══ RAW DATA ══
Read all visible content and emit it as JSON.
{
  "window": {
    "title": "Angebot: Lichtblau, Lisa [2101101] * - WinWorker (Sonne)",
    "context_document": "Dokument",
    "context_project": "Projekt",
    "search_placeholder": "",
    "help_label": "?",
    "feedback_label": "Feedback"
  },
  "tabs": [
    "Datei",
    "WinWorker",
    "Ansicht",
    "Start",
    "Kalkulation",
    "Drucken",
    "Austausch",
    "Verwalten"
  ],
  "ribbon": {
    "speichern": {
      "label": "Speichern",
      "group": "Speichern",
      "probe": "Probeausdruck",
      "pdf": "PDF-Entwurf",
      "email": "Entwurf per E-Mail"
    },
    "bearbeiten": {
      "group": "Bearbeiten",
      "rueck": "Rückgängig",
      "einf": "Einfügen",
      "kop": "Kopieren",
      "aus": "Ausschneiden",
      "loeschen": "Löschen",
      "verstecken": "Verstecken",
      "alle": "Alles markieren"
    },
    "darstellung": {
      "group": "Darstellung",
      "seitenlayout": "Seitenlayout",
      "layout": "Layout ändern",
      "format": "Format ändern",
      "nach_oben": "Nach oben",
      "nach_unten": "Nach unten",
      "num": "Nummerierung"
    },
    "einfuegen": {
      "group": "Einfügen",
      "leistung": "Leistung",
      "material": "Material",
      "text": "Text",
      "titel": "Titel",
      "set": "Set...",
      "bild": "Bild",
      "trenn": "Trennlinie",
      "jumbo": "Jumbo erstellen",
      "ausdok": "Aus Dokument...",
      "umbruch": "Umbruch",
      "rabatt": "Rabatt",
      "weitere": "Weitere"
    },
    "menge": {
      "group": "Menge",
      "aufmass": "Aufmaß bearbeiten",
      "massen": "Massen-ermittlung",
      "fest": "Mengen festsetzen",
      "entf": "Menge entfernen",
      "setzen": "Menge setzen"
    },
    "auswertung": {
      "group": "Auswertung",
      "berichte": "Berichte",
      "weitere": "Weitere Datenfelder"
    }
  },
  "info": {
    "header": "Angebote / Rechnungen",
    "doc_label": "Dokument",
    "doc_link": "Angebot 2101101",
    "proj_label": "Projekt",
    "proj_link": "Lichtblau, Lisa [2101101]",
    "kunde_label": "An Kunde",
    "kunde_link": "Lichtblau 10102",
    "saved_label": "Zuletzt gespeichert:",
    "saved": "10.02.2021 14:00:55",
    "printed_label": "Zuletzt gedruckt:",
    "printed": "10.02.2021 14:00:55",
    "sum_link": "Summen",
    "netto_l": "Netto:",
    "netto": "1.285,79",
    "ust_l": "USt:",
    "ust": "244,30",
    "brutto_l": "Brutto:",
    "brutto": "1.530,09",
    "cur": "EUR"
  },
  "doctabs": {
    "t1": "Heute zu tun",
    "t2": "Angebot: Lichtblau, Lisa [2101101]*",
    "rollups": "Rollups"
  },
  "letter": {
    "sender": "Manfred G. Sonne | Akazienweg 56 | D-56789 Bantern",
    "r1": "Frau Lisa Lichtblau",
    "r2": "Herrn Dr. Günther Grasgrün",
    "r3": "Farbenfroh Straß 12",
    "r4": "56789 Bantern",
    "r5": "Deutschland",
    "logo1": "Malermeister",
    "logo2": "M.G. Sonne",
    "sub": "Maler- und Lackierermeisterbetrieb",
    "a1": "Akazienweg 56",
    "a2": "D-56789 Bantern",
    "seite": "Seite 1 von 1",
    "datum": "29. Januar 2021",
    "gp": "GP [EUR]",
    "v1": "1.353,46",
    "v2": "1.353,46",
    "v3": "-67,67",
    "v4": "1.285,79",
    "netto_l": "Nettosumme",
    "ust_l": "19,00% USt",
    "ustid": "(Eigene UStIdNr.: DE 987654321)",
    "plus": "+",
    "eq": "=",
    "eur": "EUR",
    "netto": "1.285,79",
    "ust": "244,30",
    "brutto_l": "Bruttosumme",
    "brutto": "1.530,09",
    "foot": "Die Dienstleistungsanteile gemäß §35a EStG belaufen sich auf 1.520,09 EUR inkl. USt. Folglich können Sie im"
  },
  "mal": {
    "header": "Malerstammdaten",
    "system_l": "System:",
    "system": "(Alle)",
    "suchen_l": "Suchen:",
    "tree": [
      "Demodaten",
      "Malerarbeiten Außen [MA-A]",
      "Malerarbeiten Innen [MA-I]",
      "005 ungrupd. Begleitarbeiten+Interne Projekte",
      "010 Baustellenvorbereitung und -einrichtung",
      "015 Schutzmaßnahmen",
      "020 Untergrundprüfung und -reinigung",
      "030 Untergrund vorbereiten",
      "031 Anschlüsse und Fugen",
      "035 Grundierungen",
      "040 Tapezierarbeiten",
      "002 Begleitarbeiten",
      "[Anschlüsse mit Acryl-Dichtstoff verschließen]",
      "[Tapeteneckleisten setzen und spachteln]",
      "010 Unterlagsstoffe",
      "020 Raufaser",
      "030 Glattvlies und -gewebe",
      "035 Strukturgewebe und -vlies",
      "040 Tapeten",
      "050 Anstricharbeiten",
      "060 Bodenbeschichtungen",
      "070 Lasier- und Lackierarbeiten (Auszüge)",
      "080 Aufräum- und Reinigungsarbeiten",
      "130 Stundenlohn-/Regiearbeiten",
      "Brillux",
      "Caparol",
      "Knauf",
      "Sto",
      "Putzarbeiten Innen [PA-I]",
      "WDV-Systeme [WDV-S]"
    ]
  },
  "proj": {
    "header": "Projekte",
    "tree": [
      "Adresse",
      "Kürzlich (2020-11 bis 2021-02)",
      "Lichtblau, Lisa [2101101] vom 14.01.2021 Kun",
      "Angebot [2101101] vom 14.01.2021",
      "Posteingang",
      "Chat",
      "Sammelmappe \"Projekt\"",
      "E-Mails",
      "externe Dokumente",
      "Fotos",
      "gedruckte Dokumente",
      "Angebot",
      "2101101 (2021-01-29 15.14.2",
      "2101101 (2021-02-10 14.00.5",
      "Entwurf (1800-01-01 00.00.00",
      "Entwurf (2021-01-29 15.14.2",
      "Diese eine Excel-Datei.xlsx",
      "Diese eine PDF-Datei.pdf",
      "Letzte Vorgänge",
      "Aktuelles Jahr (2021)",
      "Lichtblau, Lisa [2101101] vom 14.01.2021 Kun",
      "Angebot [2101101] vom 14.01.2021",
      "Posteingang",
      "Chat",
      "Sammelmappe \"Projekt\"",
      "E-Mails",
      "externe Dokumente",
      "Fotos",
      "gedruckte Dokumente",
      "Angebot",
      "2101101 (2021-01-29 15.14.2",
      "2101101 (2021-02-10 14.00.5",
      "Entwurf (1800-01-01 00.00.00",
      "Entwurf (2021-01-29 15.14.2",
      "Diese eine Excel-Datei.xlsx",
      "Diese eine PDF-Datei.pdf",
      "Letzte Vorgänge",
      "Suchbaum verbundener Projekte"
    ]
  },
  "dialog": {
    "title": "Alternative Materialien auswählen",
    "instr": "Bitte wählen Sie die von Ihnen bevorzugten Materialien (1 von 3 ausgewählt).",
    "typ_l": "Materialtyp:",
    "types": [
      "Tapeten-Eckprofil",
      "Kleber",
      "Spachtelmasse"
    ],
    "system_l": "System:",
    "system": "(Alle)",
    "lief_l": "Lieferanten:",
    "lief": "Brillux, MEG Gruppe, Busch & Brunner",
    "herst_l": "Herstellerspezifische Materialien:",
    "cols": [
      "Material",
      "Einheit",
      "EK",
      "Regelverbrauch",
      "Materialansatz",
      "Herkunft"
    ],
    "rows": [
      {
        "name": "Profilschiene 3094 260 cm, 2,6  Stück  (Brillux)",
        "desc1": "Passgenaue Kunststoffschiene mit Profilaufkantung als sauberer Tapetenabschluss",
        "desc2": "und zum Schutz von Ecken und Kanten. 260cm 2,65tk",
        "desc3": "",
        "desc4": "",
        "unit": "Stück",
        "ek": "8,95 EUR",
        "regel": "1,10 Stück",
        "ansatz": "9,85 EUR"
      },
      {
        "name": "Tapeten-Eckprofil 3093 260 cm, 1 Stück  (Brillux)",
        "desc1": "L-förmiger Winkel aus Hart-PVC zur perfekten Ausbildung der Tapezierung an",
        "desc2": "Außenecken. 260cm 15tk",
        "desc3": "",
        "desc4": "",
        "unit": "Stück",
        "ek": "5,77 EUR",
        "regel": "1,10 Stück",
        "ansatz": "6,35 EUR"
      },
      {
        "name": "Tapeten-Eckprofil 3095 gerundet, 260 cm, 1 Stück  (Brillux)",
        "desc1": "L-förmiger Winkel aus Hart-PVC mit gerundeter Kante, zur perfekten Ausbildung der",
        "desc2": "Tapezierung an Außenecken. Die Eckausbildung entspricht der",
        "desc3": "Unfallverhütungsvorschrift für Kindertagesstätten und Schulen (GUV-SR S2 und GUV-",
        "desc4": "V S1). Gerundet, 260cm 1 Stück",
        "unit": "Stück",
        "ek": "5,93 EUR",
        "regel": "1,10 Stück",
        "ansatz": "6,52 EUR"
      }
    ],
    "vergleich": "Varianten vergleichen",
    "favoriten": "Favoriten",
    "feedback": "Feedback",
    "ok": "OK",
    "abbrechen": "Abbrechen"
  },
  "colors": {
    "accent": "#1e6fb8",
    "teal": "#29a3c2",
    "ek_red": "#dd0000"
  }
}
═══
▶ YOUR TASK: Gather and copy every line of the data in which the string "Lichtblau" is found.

▶ EXERCISE SOLUTION:
    "title": "Angebot: Lichtblau, Lisa [2101101] * - WinWorker (Sonne)",
    "proj_link": "Lichtblau, Lisa [2101101]",
    "kunde_link": "Lichtblau 10102",
    "t2": "Angebot: Lichtblau, Lisa [2101101]*",
    "r1": "Frau Lisa Lichtblau",
      "Lichtblau, Lisa [2101101] vom 14.01.2021 Kun",
      "Lichtblau, Lisa [2101101] vom 14.01.2021 Kun",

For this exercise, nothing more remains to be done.